Michael Schenker’s Temple of Rock – Spirit on a Mission
Release Date: March 23, 2015
The enigmatic and uber talented, Michael Schenker has never been about agendas and musical politics. For the guitar virtuoso who began his legendary career with the likes of Scorpions and UFO, Schenker has only ever been about the music. His guitar is his muse, and the notes and riffs that pour forth speak volumes on his behalf. Spirit on a Mission marks the third album for his latest project, Temple of Rock. Once again the band features his former Scorpions rhythm section of Francis Buchholz on bass and Herman Rarebell on drums. Longtime guitarist and keyboardist, Wayne Findlay adds dimension and depth, while former Rainbow vocalist Doogie White returns to breathe life into the band’s sonic efforts.
Schenker and White penned all of the album’s tracks with Findlay joining in for five of the songs, giving the album more diversity than the previous two efforts. The dozen tracks on Spirit on a Mission find Schenker and crew reveling in the rock and roll grandeur of the past while continuing to evolve into new territory.
Michael teases open the album with a frolicking guitar intro then kicking into the blood-pumping, double-bass rocker, “Live and Let Live”. The song is propelled by the classic rhythmic juggernaut of Buchholz and Rarebell along with the aggressive riffing of Schenker. White jumps right in the listener’s face.
This is followed by the bluesy groove of “Communion”, which struts in with swagger and attitude. Doogie preaches away while Michael’s guitar nuances dance in and out, filling the open spaces brilliantly.
Next up is the album’s first single, the classic riff ’n’roller, “Vigilante Man”. One doesn’t need to see the video to envision Schenker rocking side to side in his trademark fashion on this one. The riff and tone of the song create a predatory feel and an addictive melody quickly becomes infectious.
The opening trio of songs represents a tasty dose of what listeners can expect over the course of the remaining nine tracks. While there is nothing overtly new here, the quintet creates plenty to sink your ears into: “Howling winds and the wolf is hungry,” sings Doogie, and with each song that hunger builds for more.
Michael’s fret magic is on full display as he drives into the up-tempo, “Rock City”. Rarebell is in rare form, and on this track he really takes it up a notch. When you later find a certain sonic ear-worm wriggling around your cranium, do not be surprised if it is this song: “When gonna rock this city…”.
The band dips into an almost dirty 90’s grunge on “Saviour Machine”, which is one of five tracks where Wayne Findlay adds his own songwriting chops to the mix as well as adding some weightiness with his 7-string fretwork.
“Something of the Night” opens with a frenetic flurry of guitars akin to swarming insects, while “All Our Yesterdays” has an almost Egyptian feel to it that might have fit perfectly on any Dio album. The latter features some of Schenker’s tastiest soloing on the record.
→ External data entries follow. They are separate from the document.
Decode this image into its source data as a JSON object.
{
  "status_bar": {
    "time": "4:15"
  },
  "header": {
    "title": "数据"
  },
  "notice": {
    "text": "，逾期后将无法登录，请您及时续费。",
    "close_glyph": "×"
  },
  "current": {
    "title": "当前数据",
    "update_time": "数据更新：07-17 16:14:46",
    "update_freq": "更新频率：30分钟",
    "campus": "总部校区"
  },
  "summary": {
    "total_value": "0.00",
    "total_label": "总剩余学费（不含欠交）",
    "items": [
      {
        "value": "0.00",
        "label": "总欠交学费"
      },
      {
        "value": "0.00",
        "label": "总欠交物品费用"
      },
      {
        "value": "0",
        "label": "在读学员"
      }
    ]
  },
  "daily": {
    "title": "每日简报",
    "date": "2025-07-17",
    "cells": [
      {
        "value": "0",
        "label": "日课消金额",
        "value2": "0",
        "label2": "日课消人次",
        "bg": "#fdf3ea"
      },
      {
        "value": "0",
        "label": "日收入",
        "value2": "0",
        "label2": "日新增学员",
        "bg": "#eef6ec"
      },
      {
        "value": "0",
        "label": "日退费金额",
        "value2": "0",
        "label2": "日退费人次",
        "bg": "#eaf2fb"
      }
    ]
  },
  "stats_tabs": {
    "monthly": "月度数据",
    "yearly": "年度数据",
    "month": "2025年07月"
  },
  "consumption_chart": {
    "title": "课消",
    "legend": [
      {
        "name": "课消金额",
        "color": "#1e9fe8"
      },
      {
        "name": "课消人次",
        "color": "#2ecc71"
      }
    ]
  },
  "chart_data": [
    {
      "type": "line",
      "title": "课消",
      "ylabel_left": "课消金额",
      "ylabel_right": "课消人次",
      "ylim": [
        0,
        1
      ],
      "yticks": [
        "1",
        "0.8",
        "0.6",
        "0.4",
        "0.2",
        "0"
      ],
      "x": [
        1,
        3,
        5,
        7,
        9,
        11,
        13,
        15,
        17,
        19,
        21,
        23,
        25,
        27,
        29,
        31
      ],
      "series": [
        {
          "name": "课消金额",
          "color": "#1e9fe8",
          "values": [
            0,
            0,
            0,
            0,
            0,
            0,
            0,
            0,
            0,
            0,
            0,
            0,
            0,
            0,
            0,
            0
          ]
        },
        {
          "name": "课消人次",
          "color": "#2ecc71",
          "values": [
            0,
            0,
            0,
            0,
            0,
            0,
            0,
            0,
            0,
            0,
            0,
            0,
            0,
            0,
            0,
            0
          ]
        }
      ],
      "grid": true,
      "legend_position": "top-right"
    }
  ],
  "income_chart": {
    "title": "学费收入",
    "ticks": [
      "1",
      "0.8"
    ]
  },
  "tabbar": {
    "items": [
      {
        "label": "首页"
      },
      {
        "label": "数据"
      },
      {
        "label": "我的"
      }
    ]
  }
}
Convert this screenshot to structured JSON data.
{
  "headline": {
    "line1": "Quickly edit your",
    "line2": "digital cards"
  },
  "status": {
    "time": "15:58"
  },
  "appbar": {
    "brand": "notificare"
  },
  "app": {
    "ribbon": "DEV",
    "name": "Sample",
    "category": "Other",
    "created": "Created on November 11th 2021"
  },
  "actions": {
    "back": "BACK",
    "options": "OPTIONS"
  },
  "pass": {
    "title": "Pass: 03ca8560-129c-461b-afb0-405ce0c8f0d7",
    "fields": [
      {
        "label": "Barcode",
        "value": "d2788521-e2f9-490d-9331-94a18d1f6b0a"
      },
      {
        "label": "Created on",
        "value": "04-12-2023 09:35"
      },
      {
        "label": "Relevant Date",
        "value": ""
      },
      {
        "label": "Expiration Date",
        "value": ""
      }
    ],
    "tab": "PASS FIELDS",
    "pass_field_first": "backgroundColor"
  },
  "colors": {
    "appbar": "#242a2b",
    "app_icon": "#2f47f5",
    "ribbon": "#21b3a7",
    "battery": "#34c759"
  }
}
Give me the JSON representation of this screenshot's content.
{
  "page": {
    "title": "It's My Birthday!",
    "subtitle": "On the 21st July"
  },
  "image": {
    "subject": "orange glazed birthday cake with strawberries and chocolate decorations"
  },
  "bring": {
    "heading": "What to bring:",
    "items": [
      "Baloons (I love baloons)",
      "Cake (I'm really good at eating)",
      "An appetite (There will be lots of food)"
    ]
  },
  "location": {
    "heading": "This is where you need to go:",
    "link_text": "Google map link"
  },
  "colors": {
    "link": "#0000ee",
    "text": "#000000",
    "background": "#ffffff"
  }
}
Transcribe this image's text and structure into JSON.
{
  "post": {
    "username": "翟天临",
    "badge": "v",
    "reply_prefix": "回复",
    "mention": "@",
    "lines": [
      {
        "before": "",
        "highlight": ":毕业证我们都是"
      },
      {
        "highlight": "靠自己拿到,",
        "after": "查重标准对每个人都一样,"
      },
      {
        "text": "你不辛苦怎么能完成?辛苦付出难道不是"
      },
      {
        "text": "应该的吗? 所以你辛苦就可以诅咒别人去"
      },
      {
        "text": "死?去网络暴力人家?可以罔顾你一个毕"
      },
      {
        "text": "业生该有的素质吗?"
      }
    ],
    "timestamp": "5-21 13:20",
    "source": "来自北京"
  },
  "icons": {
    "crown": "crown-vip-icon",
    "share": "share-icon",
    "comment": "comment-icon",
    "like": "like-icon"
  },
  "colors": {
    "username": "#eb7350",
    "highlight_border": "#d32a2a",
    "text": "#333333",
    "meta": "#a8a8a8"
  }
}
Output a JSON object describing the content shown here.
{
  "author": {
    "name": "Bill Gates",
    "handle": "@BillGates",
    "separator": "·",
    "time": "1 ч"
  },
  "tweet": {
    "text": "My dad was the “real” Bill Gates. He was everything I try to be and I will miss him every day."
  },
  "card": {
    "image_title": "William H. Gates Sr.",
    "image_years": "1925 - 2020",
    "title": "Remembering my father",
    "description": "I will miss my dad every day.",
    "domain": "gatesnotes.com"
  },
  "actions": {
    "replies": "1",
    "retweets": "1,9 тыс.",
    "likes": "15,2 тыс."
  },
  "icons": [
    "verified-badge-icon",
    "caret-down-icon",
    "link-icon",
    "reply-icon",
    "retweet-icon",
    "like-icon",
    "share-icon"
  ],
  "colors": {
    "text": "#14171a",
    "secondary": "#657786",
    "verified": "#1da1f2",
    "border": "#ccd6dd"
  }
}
That Dioesque feel continues to resonate on “Bulletproof” even as it embraces Schenker’s full body of work. A nice acoustic interlude adds a perfect touch to the track, and Rarebell’s pounding stickwork to open the song reminds us what a beast he can be.
With the grinding groove of “Let the Devil Scream” fans of the Black Label Society ilk will find a track to love, and Findlay’s opening keyboards set a perfect tone. Dare I say, it even has some sexiness to it found writhing in the melody. Schenker once again proves his adaptability with blending vintage rock elements within a modern context.
“Good Times” marks a moody and somewhat soulful ode to personal remembrance and perhaps regret: in the feel of the song there is a ring of Schenker’s vintage UFO years. This is followed by the rapid-fire rocker, “Restless Heart” before the album closes out with the slightly sleazy jubilation of “Wicked”.
With each Temple of Rock album, Schenker’s latest brainchild becomes more of a cohesive band rather than just a vehicle for Michael, which is fantastic to see…and hear. Doogie White’s vocal prowess runs the gamut on Spirit on Mission, and the songs strike the right chord at each turn. Schenker remains brilliantly Schenker, and Findlay adds his own quiet magic.
Michael Schenker’s Temple of Rock is a band that delivers flawlessly and with understated genius. Lest I wax hyperbole, I will simply say Spirit on a Mission is a monster rock and roll record created by masters of the genre.